Technology as a home care tool

Residents and family members opting for home care expect many of the same services and resources that are available from a community. And providers’ home care tasks mirror those executed at a senior living community, such as generating care plans to ensure appropriate treatment, avoiding scheduling conflicts, overseeing remote care delivery with real-time reports, enabling mobile tools for point-of-care charting and minimizing risk with regulatory compliance.

Fortunately, senior living management technology has advanced over the last several years to meet many home care challenges. As provider Comfort Seekers notes, “Technology is an amazing game-changer for helping seniors remain independent, safe and happy in their homes.”

I’ve had the privilege of participating in significant research and development to advancing technology that benefits providers, residents and family members. Listening to senior living community operators and monitoring industry trends gives my colleagues and I an appreciation of what it takes to transfer a senior living community’s resources to the home environment.

That input focused our emphasis on making it easier to schedule, manage and bill for non-medical home care services. Other priorities include convenient electronic charting, direct transmission of task data to the back office for simplified billing and easy access to client records. We also strive to elevate budgeting, oversight and compliance with detailed analytics and instant access to financial data. Industry professionals needing such capabilities are best served by performing all operations on a single connected system for managing care for community residents and their at-home clients.

Innovations move the industry forward

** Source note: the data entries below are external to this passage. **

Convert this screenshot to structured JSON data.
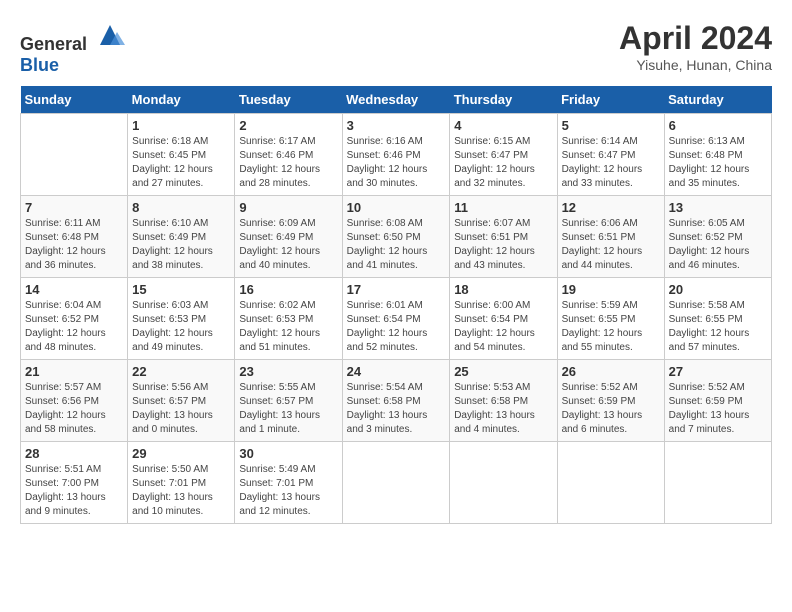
{
  "header": {
    "logo_general": "General",
    "logo_blue": "Blue",
    "month_year": "April 2024",
    "location": "Yisuhe, Hunan, China"
  },
  "days_of_week": [
    "Sunday",
    "Monday",
    "Tuesday",
    "Wednesday",
    "Thursday",
    "Friday",
    "Saturday"
  ],
  "weeks": [
    [
      {
        "day": "",
        "info": ""
      },
      {
        "day": "1",
        "info": "Sunrise: 6:18 AM\nSunset: 6:45 PM\nDaylight: 12 hours\nand 27 minutes."
      },
      {
        "day": "2",
        "info": "Sunrise: 6:17 AM\nSunset: 6:46 PM\nDaylight: 12 hours\nand 28 minutes."
      },
      {
        "day": "3",
        "info": "Sunrise: 6:16 AM\nSunset: 6:46 PM\nDaylight: 12 hours\nand 30 minutes."
      },
      {
        "day": "4",
        "info": "Sunrise: 6:15 AM\nSunset: 6:47 PM\nDaylight: 12 hours\nand 32 minutes."
      },
      {
        "day": "5",
        "info": "Sunrise: 6:14 AM\nSunset: 6:47 PM\nDaylight: 12 hours\nand 33 minutes."
      },
      {
        "day": "6",
        "info": "Sunrise: 6:13 AM\nSunset: 6:48 PM\nDaylight: 12 hours\nand 35 minutes."
      }
    ],
    [
      {
        "day": "7",
        "info": "Sunrise: 6:11 AM\nSunset: 6:48 PM\nDaylight: 12 hours\nand 36 minutes."
      },
      {
        "day": "8",
        "info": "Sunrise: 6:10 AM\nSunset: 6:49 PM\nDaylight: 12 hours\nand 38 minutes."
      },
      {
        "day": "9",
        "info": "Sunrise: 6:09 AM\nSunset: 6:49 PM\nDaylight: 12 hours\nand 40 minutes."
      },
      {
        "day": "10",
        "info": "Sunrise: 6:08 AM\nSunset: 6:50 PM\nDaylight: 12 hours\nand 41 minutes."
      },
      {
        "day": "11",
        "info": "Sunrise: 6:07 AM\nSunset: 6:51 PM\nDaylight: 12 hours\nand 43 minutes."
      },
      {
        "day": "12",
        "info": "Sunrise: 6:06 AM\nSunset: 6:51 PM\nDaylight: 12 hours\nand 44 minutes."
      },
      {
        "day": "13",
        "info": "Sunrise: 6:05 AM\nSunset: 6:52 PM\nDaylight: 12 hours\nand 46 minutes."
      }
    ],
    [
      {
        "day": "14",
        "info": "Sunrise: 6:04 AM\nSunset: 6:52 PM\nDaylight: 12 hours\nand 48 minutes."
      },
      {
        "day": "15",
        "info": "Sunrise: 6:03 AM\nSunset: 6:53 PM\nDaylight: 12 hours\nand 49 minutes."
      },
      {
        "day": "16",
        "info": "Sunrise: 6:02 AM\nSunset: 6:53 PM\nDaylight: 12 hours\nand 51 minutes."
      },
      {
        "day": "17",
        "info": "Sunrise: 6:01 AM\nSunset: 6:54 PM\nDaylight: 12 hours\nand 52 minutes."
      },
      {
        "day": "18",
        "info": "Sunrise: 6:00 AM\nSunset: 6:54 PM\nDaylight: 12 hours\nand 54 minutes."
      },
      {
        "day": "19",
        "info": "Sunrise: 5:59 AM\nSunset: 6:55 PM\nDaylight: 12 hours\nand 55 minutes."
      },
      {
        "day": "20",
        "info": "Sunrise: 5:58 AM\nSunset: 6:55 PM\nDaylight: 12 hours\nand 57 minutes."
      }
    ],
    [
      {
        "day": "21",
        "info": "Sunrise: 5:57 AM\nSunset: 6:56 PM\nDaylight: 12 hours\nand 58 minutes."
      },
      {
        "day": "22",
        "info": "Sunrise: 5:56 AM\nSunset: 6:57 PM\nDaylight: 13 hours\nand 0 minutes."
      },
      {
        "day": "23",
        "info": "Sunrise: 5:55 AM\nSunset: 6:57 PM\nDaylight: 13 hours\nand 1 minute."
      },
      {
        "day": "24",
        "info": "Sunrise: 5:54 AM\nSunset: 6:58 PM\nDaylight: 13 hours\nand 3 minutes."
      },
      {
        "day": "25",
        "info": "Sunrise: 5:53 AM\nSunset: 6:58 PM\nDaylight: 13 hours\nand 4 minutes."
      },
      {
        "day": "26",
        "info": "Sunrise: 5:52 AM\nSunset: 6:59 PM\nDaylight: 13 hours\nand 6 minutes."
      },
      {
        "day": "27",
        "info": "Sunrise: 5:52 AM\nSunset: 6:59 PM\nDaylight: 13 hours\nand 7 minutes."
      }
    ],
    [
      {
        "day": "28",
        "info": "Sunrise: 5:51 AM\nSunset: 7:00 PM\nDaylight: 13 hours\nand 9 minutes."
      },
      {
        "day": "29",
        "info": "Sunrise: 5:50 AM\nSunset: 7:01 PM\nDaylight: 13 hours\nand 10 minutes."
      },
      {
        "day": "30",
        "info": "Sunrise: 5:49 AM\nSunset: 7:01 PM\nDaylight: 13 hours\nand 12 minutes."
      },
      {
        "day": "",
        "info": ""
      },
      {
        "day": "",
        "info": ""
      },
      {
        "day": "",
        "info": ""
      },
      {
        "day": "",
        "info": ""
      }
    ]
  ]
}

Technology assumed even more importance in senior care with the onset of the COVID-19 pandemic. As Laurie M. Orlov, principal analyst for market research source Aging and Health Technology Watch, observes, “Technologies like Zoom, FaceTime and more … suddenly became the connective tissue that linked families together and enabled business groups to meet,” including those involved in home care.

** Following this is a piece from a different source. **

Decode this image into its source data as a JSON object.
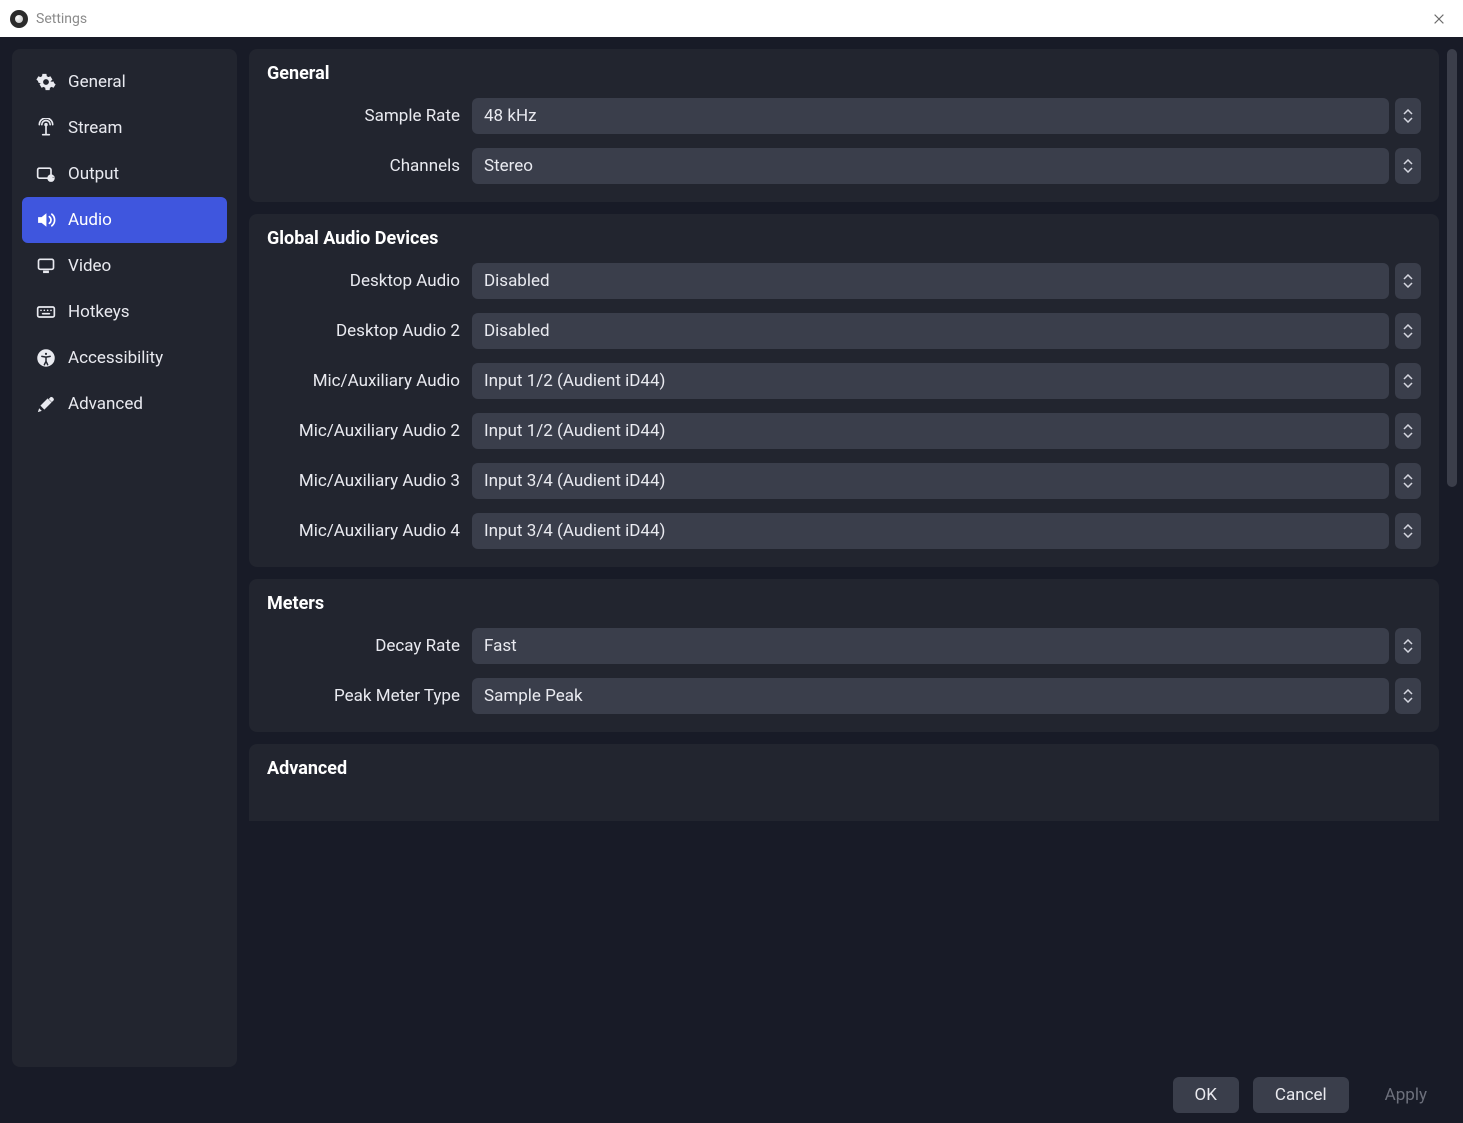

She continues, “The pandemic catalyzed simultaneous innovation efforts on multiple fronts – many of the initiatives … will become fixtures within the emerging remote care technology ecosystem.”

Innovations making their way to the marketplace include remotely controlled digital pill dispensers that help family members track medication ingestion; personal help buttons worn by elders that can distinguish between a fall and other movement; multipurpose systems connected to the internet that track oxygen levels, blood pressure and other medical measures while displaying diets, exercises and discharge plans. Such systems also provide a platform for games, music, news, video chat with family members and other diversions.

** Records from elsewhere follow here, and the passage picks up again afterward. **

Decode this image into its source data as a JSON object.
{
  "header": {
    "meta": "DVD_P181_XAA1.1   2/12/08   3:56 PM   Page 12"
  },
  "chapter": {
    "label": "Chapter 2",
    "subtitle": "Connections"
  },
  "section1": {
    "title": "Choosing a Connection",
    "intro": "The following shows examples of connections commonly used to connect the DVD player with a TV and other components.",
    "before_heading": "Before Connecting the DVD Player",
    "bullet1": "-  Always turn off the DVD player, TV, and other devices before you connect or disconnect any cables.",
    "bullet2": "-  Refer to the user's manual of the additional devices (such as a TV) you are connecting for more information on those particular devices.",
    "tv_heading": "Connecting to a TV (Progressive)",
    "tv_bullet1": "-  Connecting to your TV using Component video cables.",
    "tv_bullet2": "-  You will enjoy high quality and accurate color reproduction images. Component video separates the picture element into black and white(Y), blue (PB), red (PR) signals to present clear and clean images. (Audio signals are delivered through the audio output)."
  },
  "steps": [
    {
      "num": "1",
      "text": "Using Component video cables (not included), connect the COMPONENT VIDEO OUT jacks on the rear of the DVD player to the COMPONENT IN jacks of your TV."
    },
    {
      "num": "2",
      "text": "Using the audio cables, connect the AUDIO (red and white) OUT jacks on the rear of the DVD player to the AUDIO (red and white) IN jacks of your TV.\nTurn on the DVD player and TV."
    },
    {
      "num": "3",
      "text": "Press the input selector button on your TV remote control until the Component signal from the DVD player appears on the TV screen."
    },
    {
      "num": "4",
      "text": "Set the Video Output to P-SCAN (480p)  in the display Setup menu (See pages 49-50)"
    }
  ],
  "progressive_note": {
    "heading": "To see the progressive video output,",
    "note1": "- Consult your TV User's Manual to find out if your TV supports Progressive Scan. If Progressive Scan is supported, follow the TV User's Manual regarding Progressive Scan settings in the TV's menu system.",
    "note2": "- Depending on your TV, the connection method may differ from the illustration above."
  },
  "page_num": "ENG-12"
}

For our part, Yardi executed several initiatives in addition to At Home Care software solutions that help keep seniors well cared for and their providers able to execute their tasks with minimal disruption. Over the past year, for example, we adopted an interoperability partner that promotes safer clinical care transitions and a skilled nursing platform that streamlines charting and automates assessments. We also unveiled a scheduling and tracking solution that helps staff, residents and families stay connected. One senior housing client documented a twelvefold shortening of its lead response time with our customer relationship management solution.

Additional solutions are in the pipeline and will be revealed as they become available. We will also welcome opportunities to join clients in new initiatives for making recordkeeping, information-sharing and other elements of senior care even more efficient while increasing staff productivity, care plan accuracy and compliance.

Ray Elliott is vice president of senior living for Yardi.